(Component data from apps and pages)
****************************************

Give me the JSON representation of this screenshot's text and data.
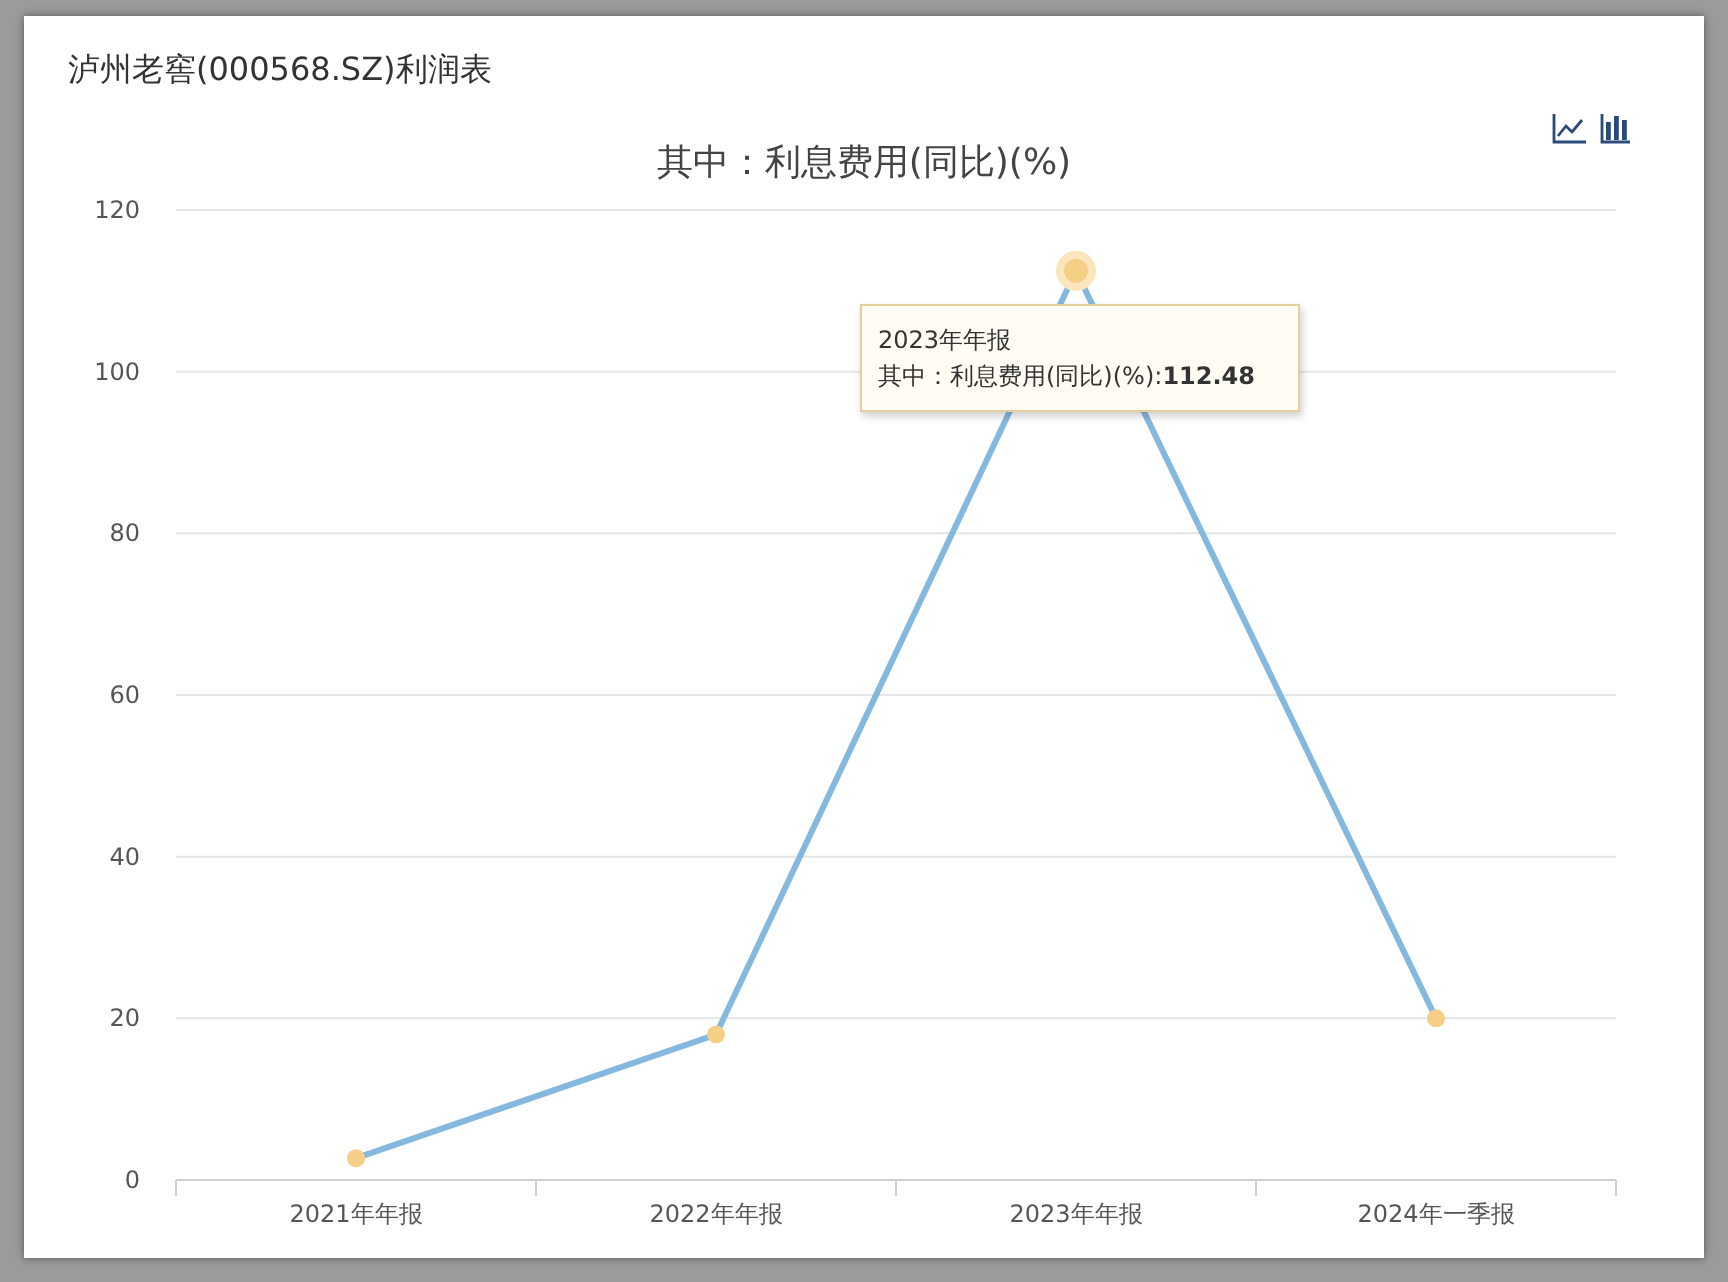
{
  "title": "泸州老窖(000568.SZ)利润表",
  "chart_data": {
    "type": "line",
    "title": "其中：利息费用(同比)(%)",
    "grid": true,
    "categories": [
      "2021年年报",
      "2022年年报",
      "2023年年报",
      "2024年一季报"
    ],
    "series": [
      {
        "name": "其中：利息费用(同比)(%)",
        "color": "#85b8de",
        "marker": "circle",
        "values": [
          2.7,
          18.0,
          112.48,
          20.0
        ]
      }
    ],
    "ylim": [
      0,
      120
    ],
    "yticks": [
      0,
      20,
      40,
      60,
      80,
      100,
      120
    ]
  },
  "points": [
    {
      "selected": false
    },
    {
      "selected": false
    },
    {
      "selected": true
    },
    {
      "selected": false
    }
  ],
  "tooltip": {
    "value": ":**112.48**"
  }
}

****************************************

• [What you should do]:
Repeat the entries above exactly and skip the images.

• [Problem solution]:
Give me the JSON representation of this screenshot's text and data.
{
  "title": "泸州老窖(000568.SZ)利润表",
  "chart_data": {
    "type": "line",
    "title": "其中：利息费用(同比)(%)",
    "grid": true,
    "categories": [
      "2021年年报",
      "2022年年报",
      "2023年年报",
      "2024年一季报"
    ],
    "series": [
      {
        "name": "其中：利息费用(同比)(%)",
        "color": "#85b8de",
        "marker": "circle",
        "values": [
          2.7,
          18.0,
          112.48,
          20.0
        ]
      }
    ],
    "ylim": [
      0,
      120
    ],
    "yticks": [
      0,
      20,
      40,
      60,
      80,
      100,
      120
    ]
  },
  "points": [
    {
      "selected": false
    },
    {
      "selected": false
    },
    {
      "selected": true
    },
    {
      "selected": false
    }
  ],
  "tooltip": {
    "value": ":**112.48**"
  }
}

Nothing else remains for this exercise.